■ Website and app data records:
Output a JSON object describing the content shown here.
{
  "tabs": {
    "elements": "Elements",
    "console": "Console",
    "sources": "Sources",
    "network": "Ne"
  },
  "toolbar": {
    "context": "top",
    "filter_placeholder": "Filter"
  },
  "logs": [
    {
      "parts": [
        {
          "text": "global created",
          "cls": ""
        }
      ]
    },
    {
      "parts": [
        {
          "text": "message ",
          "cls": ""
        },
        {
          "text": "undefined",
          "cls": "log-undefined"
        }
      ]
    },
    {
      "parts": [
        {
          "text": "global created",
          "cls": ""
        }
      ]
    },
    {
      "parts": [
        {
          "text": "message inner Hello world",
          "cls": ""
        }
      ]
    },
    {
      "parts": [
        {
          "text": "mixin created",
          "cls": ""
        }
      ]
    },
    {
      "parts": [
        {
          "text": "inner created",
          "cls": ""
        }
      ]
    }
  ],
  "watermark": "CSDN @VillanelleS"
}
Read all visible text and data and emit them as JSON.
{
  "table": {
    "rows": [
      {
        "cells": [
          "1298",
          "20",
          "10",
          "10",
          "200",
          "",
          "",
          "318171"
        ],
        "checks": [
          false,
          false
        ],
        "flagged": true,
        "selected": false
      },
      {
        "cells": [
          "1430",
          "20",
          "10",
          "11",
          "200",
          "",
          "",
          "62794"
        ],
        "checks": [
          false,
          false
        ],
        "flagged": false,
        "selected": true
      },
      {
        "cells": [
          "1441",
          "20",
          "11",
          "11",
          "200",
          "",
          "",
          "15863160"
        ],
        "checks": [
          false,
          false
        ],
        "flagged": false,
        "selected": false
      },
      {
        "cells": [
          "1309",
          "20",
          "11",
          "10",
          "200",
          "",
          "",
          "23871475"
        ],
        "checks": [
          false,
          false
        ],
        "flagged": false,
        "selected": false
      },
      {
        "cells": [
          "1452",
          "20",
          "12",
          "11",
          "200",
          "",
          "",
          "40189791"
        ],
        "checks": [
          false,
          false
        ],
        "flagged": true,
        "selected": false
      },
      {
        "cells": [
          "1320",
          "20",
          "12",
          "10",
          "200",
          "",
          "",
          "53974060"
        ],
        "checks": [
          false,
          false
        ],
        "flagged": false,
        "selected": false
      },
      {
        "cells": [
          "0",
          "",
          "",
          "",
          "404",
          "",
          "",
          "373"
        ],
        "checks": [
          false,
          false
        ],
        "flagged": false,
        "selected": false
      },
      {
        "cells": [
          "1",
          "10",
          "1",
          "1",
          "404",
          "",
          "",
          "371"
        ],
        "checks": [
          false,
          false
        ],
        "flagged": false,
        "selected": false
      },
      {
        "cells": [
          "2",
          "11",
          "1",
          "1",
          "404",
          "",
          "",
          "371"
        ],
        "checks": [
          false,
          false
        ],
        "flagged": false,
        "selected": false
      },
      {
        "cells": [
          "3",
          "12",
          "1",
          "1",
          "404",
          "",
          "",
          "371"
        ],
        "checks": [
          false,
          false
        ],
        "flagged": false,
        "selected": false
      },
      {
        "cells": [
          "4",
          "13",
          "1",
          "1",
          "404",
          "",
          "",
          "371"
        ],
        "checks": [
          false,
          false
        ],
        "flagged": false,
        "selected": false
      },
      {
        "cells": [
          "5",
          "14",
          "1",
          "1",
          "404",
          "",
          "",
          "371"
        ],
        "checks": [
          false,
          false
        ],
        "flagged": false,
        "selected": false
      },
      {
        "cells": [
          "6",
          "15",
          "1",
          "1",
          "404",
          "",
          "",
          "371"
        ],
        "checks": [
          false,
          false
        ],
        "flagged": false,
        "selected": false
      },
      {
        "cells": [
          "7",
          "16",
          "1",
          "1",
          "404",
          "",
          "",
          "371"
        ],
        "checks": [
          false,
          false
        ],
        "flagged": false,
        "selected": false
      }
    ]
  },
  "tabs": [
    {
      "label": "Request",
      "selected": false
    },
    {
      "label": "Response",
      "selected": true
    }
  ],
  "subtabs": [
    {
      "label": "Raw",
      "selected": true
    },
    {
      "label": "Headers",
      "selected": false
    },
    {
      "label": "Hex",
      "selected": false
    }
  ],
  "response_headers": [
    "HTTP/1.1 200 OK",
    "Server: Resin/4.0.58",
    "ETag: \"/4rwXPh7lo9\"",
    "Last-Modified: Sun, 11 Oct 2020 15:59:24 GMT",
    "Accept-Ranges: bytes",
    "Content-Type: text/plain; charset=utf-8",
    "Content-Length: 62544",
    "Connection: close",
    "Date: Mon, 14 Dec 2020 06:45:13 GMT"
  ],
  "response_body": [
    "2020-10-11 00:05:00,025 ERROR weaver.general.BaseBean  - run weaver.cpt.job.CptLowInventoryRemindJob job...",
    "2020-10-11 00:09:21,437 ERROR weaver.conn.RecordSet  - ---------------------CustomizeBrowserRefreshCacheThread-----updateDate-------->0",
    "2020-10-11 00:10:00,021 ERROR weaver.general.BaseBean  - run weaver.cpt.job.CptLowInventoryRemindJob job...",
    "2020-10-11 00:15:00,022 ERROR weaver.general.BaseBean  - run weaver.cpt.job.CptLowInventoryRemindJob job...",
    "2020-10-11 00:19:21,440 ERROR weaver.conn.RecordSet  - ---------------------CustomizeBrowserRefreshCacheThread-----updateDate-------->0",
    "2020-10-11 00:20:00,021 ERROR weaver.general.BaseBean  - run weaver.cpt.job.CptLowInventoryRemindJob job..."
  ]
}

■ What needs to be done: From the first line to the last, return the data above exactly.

■ Answer to this problem:
Output a JSON object describing the content shown here.
{
  "tabs": {
    "elements": "Elements",
    "console": "Console",
    "sources": "Sources",
    "network": "Ne"
  },
  "toolbar": {
    "context": "top",
    "filter_placeholder": "Filter"
  },
  "logs": [
    {
      "parts": [
        {
          "text": "global created",
          "cls": ""
        }
      ]
    },
    {
      "parts": [
        {
          "text": "message ",
          "cls": ""
        },
        {
          "text": "undefined",
          "cls": "log-undefined"
        }
      ]
    },
    {
      "parts": [
        {
          "text": "global created",
          "cls": ""
        }
      ]
    },
    {
      "parts": [
        {
          "text": "message inner Hello world",
          "cls": ""
        }
      ]
    },
    {
      "parts": [
        {
          "text": "mixin created",
          "cls": ""
        }
      ]
    },
    {
      "parts": [
        {
          "text": "inner created",
          "cls": ""
        }
      ]
    }
  ],
  "watermark": "CSDN @VillanelleS"
}
Read all visible text and data and emit them as JSON.
{
  "table": {
    "rows": [
      {
        "cells": [
          "1298",
          "20",
          "10",
          "10",
          "200",
          "",
          "",
          "318171"
        ],
        "checks": [
          false,
          false
        ],
        "flagged": true,
        "selected": false
      },
      {
        "cells": [
          "1430",
          "20",
          "10",
          "11",
          "200",
          "",
          "",
          "62794"
        ],
        "checks": [
          false,
          false
        ],
        "flagged": false,
        "selected": true
      },
      {
        "cells": [
          "1441",
          "20",
          "11",
          "11",
          "200",
          "",
          "",
          "15863160"
        ],
        "checks": [
          false,
          false
        ],
        "flagged": false,
        "selected": false
      },
      {
        "cells": [
          "1309",
          "20",
          "11",
          "10",
          "200",
          "",
          "",
          "23871475"
        ],
        "checks": [
          false,
          false
        ],
        "flagged": false,
        "selected": false
      },
      {
        "cells": [
          "1452",
          "20",
          "12",
          "11",
          "200",
          "",
          "",
          "40189791"
        ],
        "checks": [
          false,
          false
        ],
        "flagged": true,
        "selected": false
      },
      {
        "cells": [
          "1320",
          "20",
          "12",
          "10",
          "200",
          "",
          "",
          "53974060"
        ],
        "checks": [
          false,
          false
        ],
        "flagged": false,
        "selected": false
      },
      {
        "cells": [
          "0",
          "",
          "",
          "",
          "404",
          "",
          "",
          "373"
        ],
        "checks": [
          false,
          false
        ],
        "flagged": false,
        "selected": false
      },
      {
        "cells": [
          "1",
          "10",
          "1",
          "1",
          "404",
          "",
          "",
          "371"
        ],
        "checks": [
          false,
          false
        ],
        "flagged": false,
        "selected": false
      },
      {
        "cells": [
          "2",
          "11",
          "1",
          "1",
          "404",
          "",
          "",
          "371"
        ],
        "checks": [
          false,
          false
        ],
        "flagged": false,
        "selected": false
      },
      {
        "cells": [
          "3",
          "12",
          "1",
          "1",
          "404",
          "",
          "",
          "371"
        ],
        "checks": [
          false,
          false
        ],
        "flagged": false,
        "selected": false
      },
      {
        "cells": [
          "4",
          "13",
          "1",
          "1",
          "404",
          "",
          "",
          "371"
        ],
        "checks": [
          false,
          false
        ],
        "flagged": false,
        "selected": false
      },
      {
        "cells": [
          "5",
          "14",
          "1",
          "1",
          "404",
          "",
          "",
          "371"
        ],
        "checks": [
          false,
          false
        ],
        "flagged": false,
        "selected": false
      },
      {
        "cells": [
          "6",
          "15",
          "1",
          "1",
          "404",
          "",
          "",
          "371"
        ],
        "checks": [
          false,
          false
        ],
        "flagged": false,
        "selected": false
      },
      {
        "cells": [
          "7",
          "16",
          "1",
          "1",
          "404",
          "",
          "",
          "371"
        ],
        "checks": [
          false,
          false
        ],
        "flagged": false,
        "selected": false
      }
    ]
  },
  "tabs": [
    {
      "label": "Request",
      "selected": false
    },
    {
      "label": "Response",
      "selected": true
    }
  ],
  "subtabs": [
    {
      "label": "Raw",
      "selected": true
    },
    {
      "label": "Headers",
      "selected": false
    },
    {
      "label": "Hex",
      "selected": false
    }
  ],
  "response_headers": [
    "HTTP/1.1 200 OK",
    "Server: Resin/4.0.58",
    "ETag: \"/4rwXPh7lo9\"",
    "Last-Modified: Sun, 11 Oct 2020 15:59:24 GMT",
    "Accept-Ranges: bytes",
    "Content-Type: text/plain; charset=utf-8",
    "Content-Length: 62544",
    "Connection: close",
    "Date: Mon, 14 Dec 2020 06:45:13 GMT"
  ],
  "response_body": [
    "2020-10-11 00:05:00,025 ERROR weaver.general.BaseBean  - run weaver.cpt.job.CptLowInventoryRemindJob job...",
    "2020-10-11 00:09:21,437 ERROR weaver.conn.RecordSet  - ---------------------CustomizeBrowserRefreshCacheThread-----updateDate-------->0",
    "2020-10-11 00:10:00,021 ERROR weaver.general.BaseBean  - run weaver.cpt.job.CptLowInventoryRemindJob job...",
    "2020-10-11 00:15:00,022 ERROR weaver.general.BaseBean  - run weaver.cpt.job.CptLowInventoryRemindJob job...",
    "2020-10-11 00:19:21,440 ERROR weaver.conn.RecordSet  - ---------------------CustomizeBrowserRefreshCacheThread-----updateDate-------->0",
    "2020-10-11 00:20:00,021 ERROR weaver.general.BaseBean  - run weaver.cpt.job.CptLowInventoryRemindJob job..."
  ]
}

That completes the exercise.